I love eating chocolate, and this week I got to smell the aroma inside a chocolate factory. I got to watch the gooey melting mouth-watering goodness being made right in front of my eyes. It was like, well, winning a golden ticket!

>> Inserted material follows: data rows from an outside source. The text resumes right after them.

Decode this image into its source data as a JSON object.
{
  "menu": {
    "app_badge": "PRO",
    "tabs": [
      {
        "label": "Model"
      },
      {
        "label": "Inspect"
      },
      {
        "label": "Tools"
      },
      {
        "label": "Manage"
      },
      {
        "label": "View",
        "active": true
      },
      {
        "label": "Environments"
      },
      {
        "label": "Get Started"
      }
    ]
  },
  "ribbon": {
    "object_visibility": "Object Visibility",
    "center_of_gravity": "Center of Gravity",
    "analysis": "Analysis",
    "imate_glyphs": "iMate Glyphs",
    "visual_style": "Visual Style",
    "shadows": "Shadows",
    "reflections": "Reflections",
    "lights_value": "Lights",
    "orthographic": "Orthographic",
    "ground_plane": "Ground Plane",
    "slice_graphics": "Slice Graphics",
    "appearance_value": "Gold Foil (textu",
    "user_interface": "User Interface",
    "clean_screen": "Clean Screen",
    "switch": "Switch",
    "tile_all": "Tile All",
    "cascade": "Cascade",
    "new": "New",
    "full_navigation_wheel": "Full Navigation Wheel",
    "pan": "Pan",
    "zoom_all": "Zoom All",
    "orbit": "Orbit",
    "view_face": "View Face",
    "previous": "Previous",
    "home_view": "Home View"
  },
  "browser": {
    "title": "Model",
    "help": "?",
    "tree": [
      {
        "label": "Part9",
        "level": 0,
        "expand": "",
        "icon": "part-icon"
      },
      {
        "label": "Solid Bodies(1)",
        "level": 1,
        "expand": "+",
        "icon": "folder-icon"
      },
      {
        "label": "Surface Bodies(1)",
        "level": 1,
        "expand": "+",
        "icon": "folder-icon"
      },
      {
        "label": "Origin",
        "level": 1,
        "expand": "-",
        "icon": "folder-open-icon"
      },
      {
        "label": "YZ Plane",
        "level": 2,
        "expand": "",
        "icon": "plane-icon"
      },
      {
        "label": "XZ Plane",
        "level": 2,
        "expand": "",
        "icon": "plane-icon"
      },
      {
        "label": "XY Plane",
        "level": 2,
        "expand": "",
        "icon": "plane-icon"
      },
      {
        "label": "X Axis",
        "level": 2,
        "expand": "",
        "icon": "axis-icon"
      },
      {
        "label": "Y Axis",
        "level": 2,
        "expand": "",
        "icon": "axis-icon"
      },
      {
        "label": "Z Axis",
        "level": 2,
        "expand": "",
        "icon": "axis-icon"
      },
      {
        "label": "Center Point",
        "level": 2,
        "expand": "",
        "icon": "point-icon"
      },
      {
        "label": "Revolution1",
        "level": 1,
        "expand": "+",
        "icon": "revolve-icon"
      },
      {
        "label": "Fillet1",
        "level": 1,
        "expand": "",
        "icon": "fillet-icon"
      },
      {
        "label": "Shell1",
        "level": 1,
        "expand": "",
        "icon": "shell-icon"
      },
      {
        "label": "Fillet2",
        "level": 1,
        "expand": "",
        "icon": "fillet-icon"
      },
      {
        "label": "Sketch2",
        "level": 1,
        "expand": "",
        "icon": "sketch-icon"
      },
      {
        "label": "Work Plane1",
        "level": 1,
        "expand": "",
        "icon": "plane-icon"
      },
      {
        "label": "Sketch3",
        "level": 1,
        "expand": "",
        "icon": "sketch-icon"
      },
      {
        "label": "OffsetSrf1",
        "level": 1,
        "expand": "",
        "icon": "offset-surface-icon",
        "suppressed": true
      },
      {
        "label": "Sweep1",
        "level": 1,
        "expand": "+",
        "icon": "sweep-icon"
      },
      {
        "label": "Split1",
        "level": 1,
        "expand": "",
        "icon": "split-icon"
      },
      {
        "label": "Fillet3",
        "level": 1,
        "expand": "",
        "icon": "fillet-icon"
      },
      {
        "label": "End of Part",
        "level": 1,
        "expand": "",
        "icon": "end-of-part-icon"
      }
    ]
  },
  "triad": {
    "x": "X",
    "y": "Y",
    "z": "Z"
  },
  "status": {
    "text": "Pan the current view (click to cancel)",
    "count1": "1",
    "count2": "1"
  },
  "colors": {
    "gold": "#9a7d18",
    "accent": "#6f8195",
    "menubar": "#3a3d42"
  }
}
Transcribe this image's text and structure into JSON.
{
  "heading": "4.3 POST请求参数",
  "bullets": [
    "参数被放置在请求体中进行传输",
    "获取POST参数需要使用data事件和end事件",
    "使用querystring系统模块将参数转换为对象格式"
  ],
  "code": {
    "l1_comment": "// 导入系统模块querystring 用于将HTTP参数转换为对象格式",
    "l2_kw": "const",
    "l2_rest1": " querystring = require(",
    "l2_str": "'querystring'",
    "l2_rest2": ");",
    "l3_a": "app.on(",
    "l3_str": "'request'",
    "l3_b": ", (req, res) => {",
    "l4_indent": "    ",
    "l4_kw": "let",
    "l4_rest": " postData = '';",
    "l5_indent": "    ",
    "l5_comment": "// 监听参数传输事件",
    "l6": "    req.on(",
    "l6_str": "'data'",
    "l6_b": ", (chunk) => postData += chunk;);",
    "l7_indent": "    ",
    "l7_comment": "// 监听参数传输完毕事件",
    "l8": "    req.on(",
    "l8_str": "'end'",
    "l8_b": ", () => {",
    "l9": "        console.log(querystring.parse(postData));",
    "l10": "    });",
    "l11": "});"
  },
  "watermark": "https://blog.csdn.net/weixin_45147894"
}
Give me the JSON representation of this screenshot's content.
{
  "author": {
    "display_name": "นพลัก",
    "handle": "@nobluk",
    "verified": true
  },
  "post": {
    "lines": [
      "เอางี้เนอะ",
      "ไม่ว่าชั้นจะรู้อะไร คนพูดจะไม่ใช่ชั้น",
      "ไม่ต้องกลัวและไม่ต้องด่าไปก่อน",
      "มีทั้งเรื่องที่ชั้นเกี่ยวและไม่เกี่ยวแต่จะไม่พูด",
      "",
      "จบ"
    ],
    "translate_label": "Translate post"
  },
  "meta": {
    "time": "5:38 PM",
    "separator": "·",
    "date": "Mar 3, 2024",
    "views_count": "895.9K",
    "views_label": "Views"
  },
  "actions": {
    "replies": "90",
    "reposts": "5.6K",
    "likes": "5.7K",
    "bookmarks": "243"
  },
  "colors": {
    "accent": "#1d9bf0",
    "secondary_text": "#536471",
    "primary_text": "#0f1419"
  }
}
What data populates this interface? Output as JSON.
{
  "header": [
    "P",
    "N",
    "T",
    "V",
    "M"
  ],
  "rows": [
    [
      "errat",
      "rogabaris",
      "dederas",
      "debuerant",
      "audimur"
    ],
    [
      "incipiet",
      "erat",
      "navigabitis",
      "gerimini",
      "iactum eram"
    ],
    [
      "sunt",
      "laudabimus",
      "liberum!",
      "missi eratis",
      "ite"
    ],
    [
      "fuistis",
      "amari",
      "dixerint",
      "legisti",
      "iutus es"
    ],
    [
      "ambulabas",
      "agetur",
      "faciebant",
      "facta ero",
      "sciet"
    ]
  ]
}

Edelweiss Chocolates in Beverly Hills opened in 1942 by Mrs. Grace Young. (At the time, she called it Candy Round Up.) She opened her combination shop/factory during the war to bring some sweetness into the world. Her specialty was a collection of homemade marshmallows covered in chocolate, nuts, and other treats. Mrs. Young would arrive at the factory at 3:00 AM to begin her recipe for the marshmallow candies so that all the ingredients remained secret. These candies are still available today, and the famous marshmallow collection takes two days and three people to assemble, and runs about $2 for each candy. I purchased a mocha marshmallow (divine) and a coconut-covered marshmallow (crunchy deliciousness). All chocolates at Edelweiss are handmade, and there are over ninety varieties. Madonna has her favorite, as did Frank Sinatra, Shirley Jones, and Lucille Ball.
When I was a little girl, I used to watch the television show “I Love Lucy,” starring Lucille Ball. In one of my favorite episodes, Lucy and her gal pal, Ethel, got jobs working in a chocolate factory. When placed on the assembly line, they had trouble keeping up with the speed of the chocolates coming down the belt, and they decided to “eat” their way through the chocolates that they had missed putting into the wrappers, as the belt sped by. (Today, the candy is not individually wrapped.) The show was filmed right at Edelweiss Chocolates in their Beverly Hills factory. I was beyond thrilled when I got to re-enact the Lucy scene with my girlfriends!
For the last eighteen years, Edelweiss has been owned and lovingly run by Madlen and Steve Zahir and their adult children. They also opened a second shop in the Brentwood Country Mart and an online shop here:
They regularly sell to royalty around the world, prepare goodie bags for weddings, and dust gold powder on chocolates for Academy Awards parties. They keep all the original recipes from 1942, but have added in a few new ones at the request of clients, such as “salted caramel” and “spicy chocolate.” Madlen said that chocolate is best kept at room temperature or in a dark cabinet, and lasts 2-6 months. (The chocolates with nuts have a shorter shelf life.) The theme of the shop changes with each holiday and season, so it’s always exciting to drop by and take a sniff and a sample.